Amram has collaborated with many great artists over the years, including Leonard Bernstein, Thelonious Monk, Dizzy Gillespie, Mary Lou Williams, Pete Seeger, Betty Carter, Arlo Guthrie, and Jack Kerouac, and he told several anecdotes about his career experiences throughout the night. Among his many notable achievements is his score for the 1961 film, Splendor in the Grass, and the unforgettable score of the 1962 film, The Manchurian Candidate. He has also traveled all over the world and has picked up and learned to play instruments from everywhere, which he incorporates into his orchestrations and shows. He is a gifted storyteller, recounting events with impeccable memory and great wit. Amram talked about “The University of Hang-out-ology,” where he said he was a lifetime student. He added, “Everyone has a story, and everyone can be a teacher, if you listen.” He talked about the short 1959 film by Robert Frank and Alfred Leslie, Pull My Daisy, based on the poem of the same name by Jack Kerouac, Allen Ginsberg, and Neal Cassady. Amram started snapping his fingers and did the spoken-word poem. The drummer, Kevin Twigg also played the glockenspiel, and Amram added a delightful scat to the proceedings.
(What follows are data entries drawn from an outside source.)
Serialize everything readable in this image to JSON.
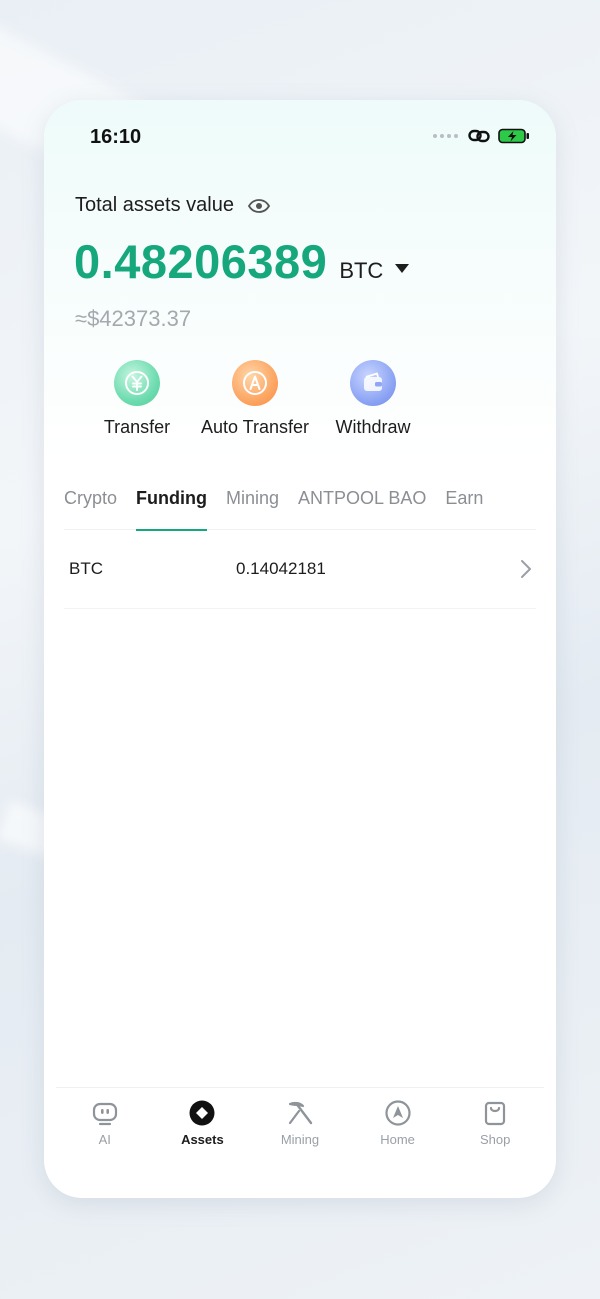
{
  "status_bar": {
    "time": "16:10"
  },
  "header": {
    "assets_label": "Total assets value",
    "balance": "0.48206389",
    "currency": "BTC",
    "usd_equivalent": "≈$42373.37"
  },
  "actions": [
    {
      "label": "Transfer",
      "icon": "transfer-yen-icon"
    },
    {
      "label": "Auto Transfer",
      "icon": "auto-transfer-icon"
    },
    {
      "label": "Withdraw",
      "icon": "wallet-icon"
    }
  ],
  "tabs": [
    {
      "label": "Crypto",
      "active": false
    },
    {
      "label": "Funding",
      "active": true
    },
    {
      "label": "Mining",
      "active": false
    },
    {
      "label": "ANTPOOL BAO",
      "active": false
    },
    {
      "label": "Earn",
      "active": false
    }
  ],
  "funding_list": [
    {
      "coin": "BTC",
      "amount": "0.14042181"
    }
  ],
  "bottom_nav": [
    {
      "label": "AI",
      "icon": "robot-icon",
      "active": false
    },
    {
      "label": "Assets",
      "icon": "assets-icon",
      "active": true
    },
    {
      "label": "Mining",
      "icon": "pickaxe-icon",
      "active": false
    },
    {
      "label": "Home",
      "icon": "home-icon",
      "active": false
    },
    {
      "label": "Shop",
      "icon": "shopping-bag-icon",
      "active": false
    }
  ],
  "colors": {
    "accent": "#16a87c",
    "text": "#1d1d1d",
    "muted": "#a5a9ae"
  }
}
Then, he pulled out a Chinese reed instrument, a hulusi, and played it in a haunting beginning to a Woody Guthrie song, “Pastures of Plenty.” He showed off another talent, singing, and quite winningly, too. Really, Amram is a one-man band! He followed by playing flute with guitarist Vic Juris on a truly beautiful rendition of “Red River Valley.”
Amram played a few songs inspired by writer Jack Kerouac, and had a friend, poet/actor Frank Messina, recite one of Kerouac’s poem about Denver, Colorado. For the finale, Mark Morganelli sat in with his trumpet on a Thelonious Monk song, “Blue Monk,” and David played the French horn. What a vast array of instruments Amram plays! He encouraged the audience to “Keep being creative and to encourage others to do the same.”
At the end, Ellen Prior brought out a birthday cake while the band played a jaunty “Happy Birthday” and Amram chimed in on a mini djembe drum, showing yet another instrument he plays. This was not only a celebration of David Amram’s 88th birthday, but also a celebration of his music and life. He is energetic, upbeat, and positive, with a very optimistic approach to living. If you get a chance to see Amram live, it is an experience not to be forgotten. He is a consummate performer!
The Jazz Forum is open every weekend, and some of the upcoming artists are the T.S. Monk Sextet, the Tom Harrell Quartet, Nilson Matta & Brazilian Voyage – 70th Birthday Celebration, the Houston Person Quartet, the Fred Hersch Trio, the Bob James Trio, and Vincent Herring Quintet Featuring Jeremy Pelt – Tribute to Freddie Hubbard. For more information about events at Jazz Forum, go to: www.jazzforumarts.org